The black and brown naturalista community has continued to grow tremendously over the past decade. Many billion dollar hair care companies have continued to design and enhance hair care products for black and brown women with kinky natural hair. Morrocomethod.com projects the African-American hair care industry to grow to $761 million by 2017.
According to Morrocomethod.com, six out of 10 of black women choose to wear weaves, wigs, or extensions. Also, from 2013 to 2014, 70% of black women have claimed to have kept their natural hair texture. In part, because of the fast growing hair industry that specifically caters to kinky, curly hair textures.
Naturalistas walk many different paths in life. Some are lawyers, doctors, business owners. Other naturalistas are young girls and young adults preparing themselves for their futures.
Ebbra and Jasmine T. both have foregone relaxers for their natural hair despite the stigmas. Jasmine said “Going natural was the best decision I’ve ever made. Yeah it’s weird to society, but I love me roots!”
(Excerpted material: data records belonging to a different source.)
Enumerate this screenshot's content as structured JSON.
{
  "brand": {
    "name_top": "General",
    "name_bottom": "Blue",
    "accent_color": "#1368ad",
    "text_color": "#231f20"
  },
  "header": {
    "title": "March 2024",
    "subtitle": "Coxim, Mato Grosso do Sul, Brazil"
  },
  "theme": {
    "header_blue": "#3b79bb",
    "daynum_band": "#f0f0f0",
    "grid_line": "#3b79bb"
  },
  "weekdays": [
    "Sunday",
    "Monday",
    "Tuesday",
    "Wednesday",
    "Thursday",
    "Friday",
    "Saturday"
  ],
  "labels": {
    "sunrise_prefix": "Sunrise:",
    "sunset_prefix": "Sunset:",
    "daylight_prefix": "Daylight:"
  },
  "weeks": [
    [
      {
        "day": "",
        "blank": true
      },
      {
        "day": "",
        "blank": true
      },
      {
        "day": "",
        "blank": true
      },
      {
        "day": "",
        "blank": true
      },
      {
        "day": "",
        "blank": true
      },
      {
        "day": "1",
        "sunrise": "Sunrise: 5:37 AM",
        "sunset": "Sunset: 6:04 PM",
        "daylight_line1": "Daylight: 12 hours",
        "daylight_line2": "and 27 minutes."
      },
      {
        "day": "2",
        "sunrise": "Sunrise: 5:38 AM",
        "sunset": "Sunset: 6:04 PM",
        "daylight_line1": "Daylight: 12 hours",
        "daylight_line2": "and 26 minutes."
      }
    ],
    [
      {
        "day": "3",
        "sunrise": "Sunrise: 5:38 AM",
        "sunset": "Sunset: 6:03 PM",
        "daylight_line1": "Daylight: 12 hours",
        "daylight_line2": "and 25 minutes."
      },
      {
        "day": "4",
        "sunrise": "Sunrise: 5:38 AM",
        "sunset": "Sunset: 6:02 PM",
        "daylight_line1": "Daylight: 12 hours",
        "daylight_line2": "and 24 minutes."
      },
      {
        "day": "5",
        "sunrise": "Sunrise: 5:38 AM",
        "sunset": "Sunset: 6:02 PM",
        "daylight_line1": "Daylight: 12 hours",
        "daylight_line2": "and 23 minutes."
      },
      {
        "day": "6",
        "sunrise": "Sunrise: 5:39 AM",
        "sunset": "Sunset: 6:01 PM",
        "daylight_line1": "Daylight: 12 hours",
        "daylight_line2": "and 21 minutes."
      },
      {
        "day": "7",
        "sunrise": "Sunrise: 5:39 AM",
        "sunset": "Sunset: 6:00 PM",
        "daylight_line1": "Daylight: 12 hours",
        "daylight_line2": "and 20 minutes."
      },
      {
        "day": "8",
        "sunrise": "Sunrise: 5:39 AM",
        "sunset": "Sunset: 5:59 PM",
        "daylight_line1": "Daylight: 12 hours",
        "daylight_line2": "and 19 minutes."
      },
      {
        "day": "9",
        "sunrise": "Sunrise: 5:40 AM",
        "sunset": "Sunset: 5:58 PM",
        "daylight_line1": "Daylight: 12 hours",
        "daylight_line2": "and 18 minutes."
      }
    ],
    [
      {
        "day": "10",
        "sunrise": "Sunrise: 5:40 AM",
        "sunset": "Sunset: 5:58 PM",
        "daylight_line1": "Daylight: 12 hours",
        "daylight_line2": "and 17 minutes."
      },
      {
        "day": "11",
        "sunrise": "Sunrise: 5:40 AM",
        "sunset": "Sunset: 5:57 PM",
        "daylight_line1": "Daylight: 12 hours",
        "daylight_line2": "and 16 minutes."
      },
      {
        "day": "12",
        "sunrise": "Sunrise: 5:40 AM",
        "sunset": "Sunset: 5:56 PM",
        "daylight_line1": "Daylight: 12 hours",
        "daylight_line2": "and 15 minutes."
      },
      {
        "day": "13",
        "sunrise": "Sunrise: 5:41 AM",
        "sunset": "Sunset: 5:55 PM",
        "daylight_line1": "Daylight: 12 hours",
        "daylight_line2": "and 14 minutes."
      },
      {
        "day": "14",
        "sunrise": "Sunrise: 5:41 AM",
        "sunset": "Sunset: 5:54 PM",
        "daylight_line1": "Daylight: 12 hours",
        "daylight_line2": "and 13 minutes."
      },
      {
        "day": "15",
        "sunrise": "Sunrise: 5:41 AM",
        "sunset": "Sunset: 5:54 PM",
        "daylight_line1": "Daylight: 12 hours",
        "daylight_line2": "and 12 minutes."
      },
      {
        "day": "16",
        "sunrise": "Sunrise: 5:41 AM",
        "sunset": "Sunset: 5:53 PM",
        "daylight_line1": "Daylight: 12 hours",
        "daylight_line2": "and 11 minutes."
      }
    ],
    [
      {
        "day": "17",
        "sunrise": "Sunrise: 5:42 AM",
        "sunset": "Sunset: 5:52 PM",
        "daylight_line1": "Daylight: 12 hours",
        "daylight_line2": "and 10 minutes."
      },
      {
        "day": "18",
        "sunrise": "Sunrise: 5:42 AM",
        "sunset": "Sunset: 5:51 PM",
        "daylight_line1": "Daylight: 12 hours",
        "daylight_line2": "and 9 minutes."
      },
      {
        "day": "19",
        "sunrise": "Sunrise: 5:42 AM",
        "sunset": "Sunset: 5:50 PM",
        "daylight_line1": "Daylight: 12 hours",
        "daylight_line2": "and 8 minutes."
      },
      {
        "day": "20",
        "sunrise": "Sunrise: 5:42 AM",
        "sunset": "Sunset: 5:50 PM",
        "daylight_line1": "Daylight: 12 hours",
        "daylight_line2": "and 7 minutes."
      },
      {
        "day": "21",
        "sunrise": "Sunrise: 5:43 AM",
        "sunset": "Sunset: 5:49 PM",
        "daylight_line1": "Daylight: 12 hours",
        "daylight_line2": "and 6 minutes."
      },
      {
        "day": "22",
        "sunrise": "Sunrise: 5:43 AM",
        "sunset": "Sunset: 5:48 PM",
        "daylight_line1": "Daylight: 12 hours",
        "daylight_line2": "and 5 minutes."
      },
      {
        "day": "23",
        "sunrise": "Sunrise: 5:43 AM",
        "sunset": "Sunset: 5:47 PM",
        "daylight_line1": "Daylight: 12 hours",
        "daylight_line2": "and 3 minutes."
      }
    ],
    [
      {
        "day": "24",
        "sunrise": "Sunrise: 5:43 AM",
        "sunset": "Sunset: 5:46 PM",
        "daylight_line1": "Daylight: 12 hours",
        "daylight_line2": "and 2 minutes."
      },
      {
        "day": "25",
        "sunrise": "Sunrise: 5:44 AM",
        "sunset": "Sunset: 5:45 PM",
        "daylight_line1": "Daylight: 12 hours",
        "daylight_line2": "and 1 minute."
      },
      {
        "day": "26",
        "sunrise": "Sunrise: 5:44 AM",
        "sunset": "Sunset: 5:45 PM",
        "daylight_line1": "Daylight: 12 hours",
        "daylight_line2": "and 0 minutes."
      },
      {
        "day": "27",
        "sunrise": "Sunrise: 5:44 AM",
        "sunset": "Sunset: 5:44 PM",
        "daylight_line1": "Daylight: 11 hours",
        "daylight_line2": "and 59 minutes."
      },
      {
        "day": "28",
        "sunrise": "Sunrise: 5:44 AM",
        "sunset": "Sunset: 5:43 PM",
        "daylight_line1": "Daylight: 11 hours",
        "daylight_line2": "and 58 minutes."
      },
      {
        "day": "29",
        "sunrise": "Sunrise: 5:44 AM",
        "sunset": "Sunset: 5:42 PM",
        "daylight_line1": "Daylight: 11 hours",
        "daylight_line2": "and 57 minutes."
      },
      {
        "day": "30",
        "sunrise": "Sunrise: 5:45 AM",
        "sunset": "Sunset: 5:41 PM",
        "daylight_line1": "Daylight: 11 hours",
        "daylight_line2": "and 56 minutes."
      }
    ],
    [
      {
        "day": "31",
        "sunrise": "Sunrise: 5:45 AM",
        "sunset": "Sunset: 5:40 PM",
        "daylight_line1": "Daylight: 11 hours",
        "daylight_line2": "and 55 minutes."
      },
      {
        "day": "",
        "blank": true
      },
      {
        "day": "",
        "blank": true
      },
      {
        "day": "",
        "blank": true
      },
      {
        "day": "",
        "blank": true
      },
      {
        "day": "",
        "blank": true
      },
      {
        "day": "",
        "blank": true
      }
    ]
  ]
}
Naturalistas continue to empower one another as well as women who hope to forego relaxers but continue to be accepted by society’s higher standards. Naturalistas are here to help prove that it doesn’t matter the texture of one’s hair. Nappy roots are beautiful and one’s natural, nappy hair is to be embraced.